When traveling abroad always remember your map, the language your supposed to know, oh and how to get back home. If one fails, you have the other two, but if all fail, you’re screwed.
There’s two ways to get directions in Argentina, to no surprise they are the same as in the states, you either except the fact that you need help until someone helps you or you suck it up and ask. Usually I am one to just ask, but something about being in Argentina makes me force myself to learn.
So here we are, four of my group including me, on the corner of Paraguay y Florida holding a map out in front of us trying to find our way to the subte. We really only know the green line, and went we wrong direction to get to the green line. We can find the intersection on our map, and at this point multiple people have passed us. We have no idea where the nearest subte is but we are determined to make it there.
Thankfully an Argentine who knew English helped us out and we made it back to the residencia unscathed. Success.
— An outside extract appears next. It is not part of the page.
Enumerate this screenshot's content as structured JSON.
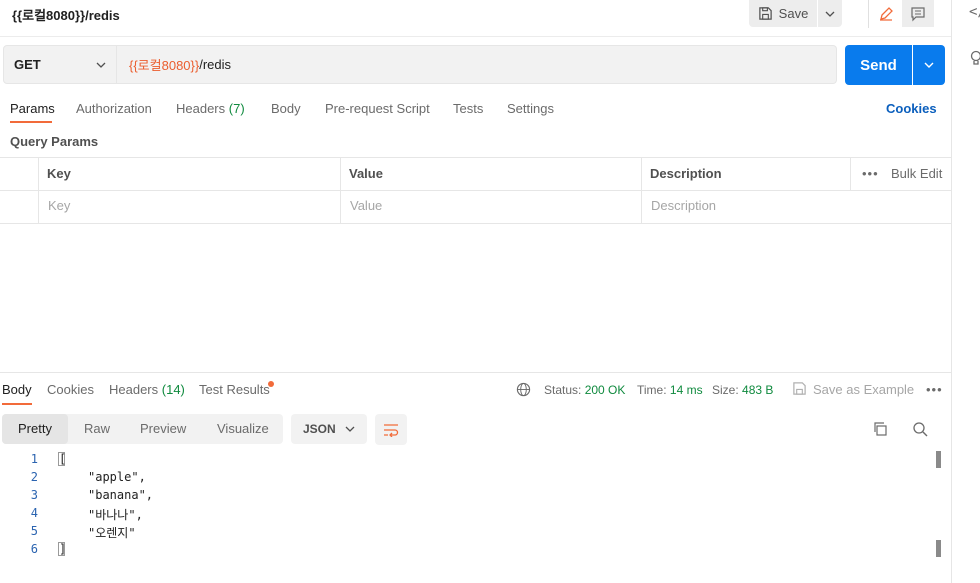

There’s also a few ways around the city of Buenos Aires other than walking such as, bus, bike, rollerblading, taxi, and of course, the subte. The subte is their underground/subway. Like all subway systems, it’s packed with people during high traffic times like when my friends and I are going to school. Well, if you ever want to clear a subte car learn from me and just puke…I’m not kidding. When you think people can’t move because they are so packed in, you’re wrong. I got motion sick on the subte and I was convinced I could make it to my stop at cadetral before getting sick, again I was wrong. Though I have to say people on the subte are way more polite than I’m used to in the states. Before I got sick one man offered me his seat because I was not looking good about four stops from my destination, but also someone gave me a cough drop, which I learned is a social thing in the winter from my professor, so after I got sick I had something to get the taste out of my mouth.
Fun fact: I also threw up on Scotts pants, I can gareentee you he doesn’t want to see my breakfast ever again, but mostly on myself so no one else was effected by it really. I threw up one stop away from my destination and they cleaned the train. And don’t worry, I gave Scott a medialuna as an apology and told him breakfast was on me that day instead of on him.
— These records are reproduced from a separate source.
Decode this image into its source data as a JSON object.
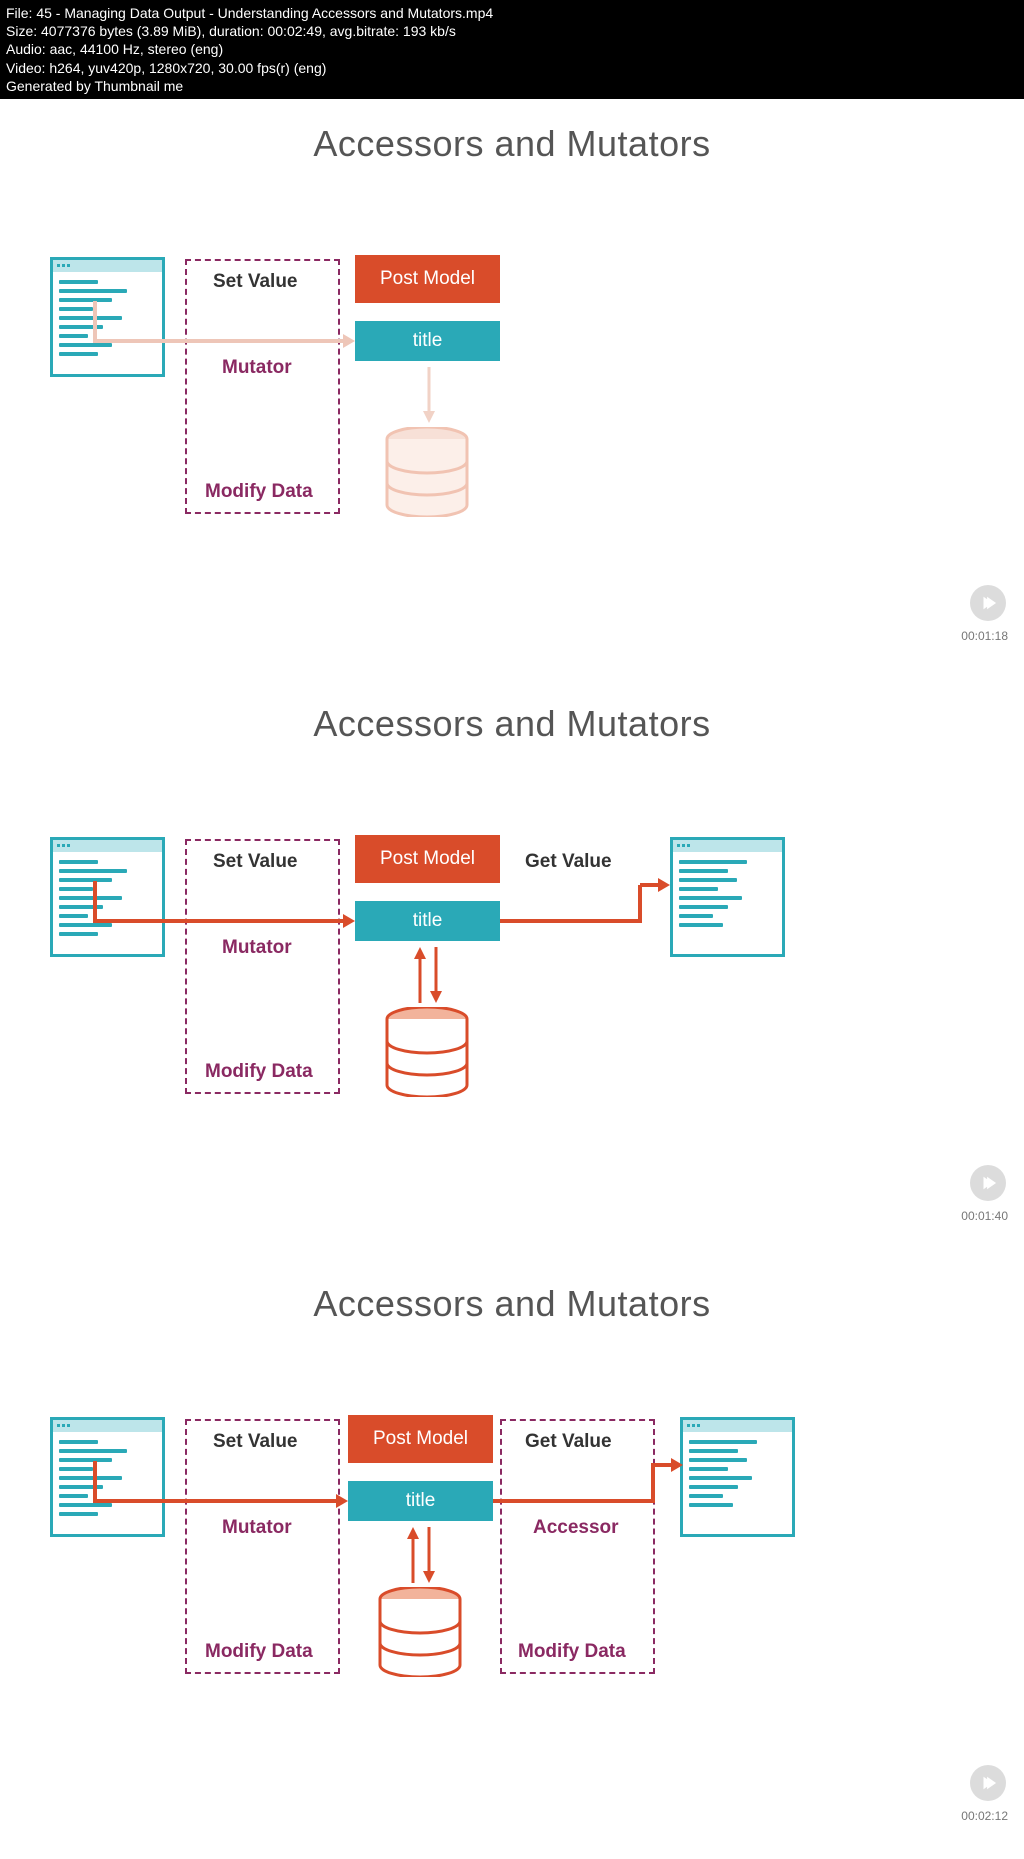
{
  "header": {
    "file": "File: 45 - Managing Data Output - Understanding Accessors and Mutators.mp4",
    "size": "Size: 4077376 bytes (3.89 MiB), duration: 00:02:49, avg.bitrate: 193 kb/s",
    "audio": "Audio: aac, 44100 Hz, stereo (eng)",
    "video": "Video: h264, yuv420p, 1280x720, 30.00 fps(r) (eng)",
    "generated": "Generated by Thumbnail me"
  },
  "slides": {
    "title": "Accessors and Mutators",
    "set_value": "Set Value",
    "get_value": "Get Value",
    "mutator": "Mutator",
    "accessor": "Accessor",
    "modify_data": "Modify Data",
    "post_model": "Post Model",
    "title_attr": "title"
  },
  "timestamps": {
    "s1": "00:01:18",
    "s2": "00:01:40",
    "s3": "00:02:12"
  },
  "colors": {
    "orange": "#d94c2a",
    "teal": "#2aa9b7",
    "maroon": "#8a2962"
  }
}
Moving on to taxis, we had a week of free travel and for some of that I was with my parents in Rio de Janerio. Well, in the grand scheme of traveling problems that could happen, getting up at 3:30am to confirm my reservation and being told I had one, then at 4:30 not getting the taxi I reserved from the airport because I was told they were more trust worthy than regular taxis, 4:50 am being told they don’t have my reservation (after they confirmed it and my professor had made the reservation for me) and that I had to get a taxi to basically get there right then is pretty bad.
I won’t lie, I cried a little bit.
It was really frustrating and I was scared to take a regular taxi cab because I had heard all these terrible stories about them, but you know what? It worked out. After hailing my third taxi, one waved at me when I raised my hand to get his attention and the other just drove off while glaring at me, I got in and told him where I had to go, in Spanish, and he took me to the airport. He didn’t do anything, he didn’t even talk to me which with the morning I had was just what I wanted. Sure, I was worried he was taking me for a ride, but I wasn’t in the position to do anything about it. It was 550 pesos to get there and it was the same to get back to my residencia when I got back and took a different taxi, not from taxi Eziaza. This time I had exact change so it was even better. I guess what I want to say is don’t believe everything you hear and embrace the experience of just giving away to chance. I made my flight, the driver was nice to me, and as far as I know neither took extra money from me.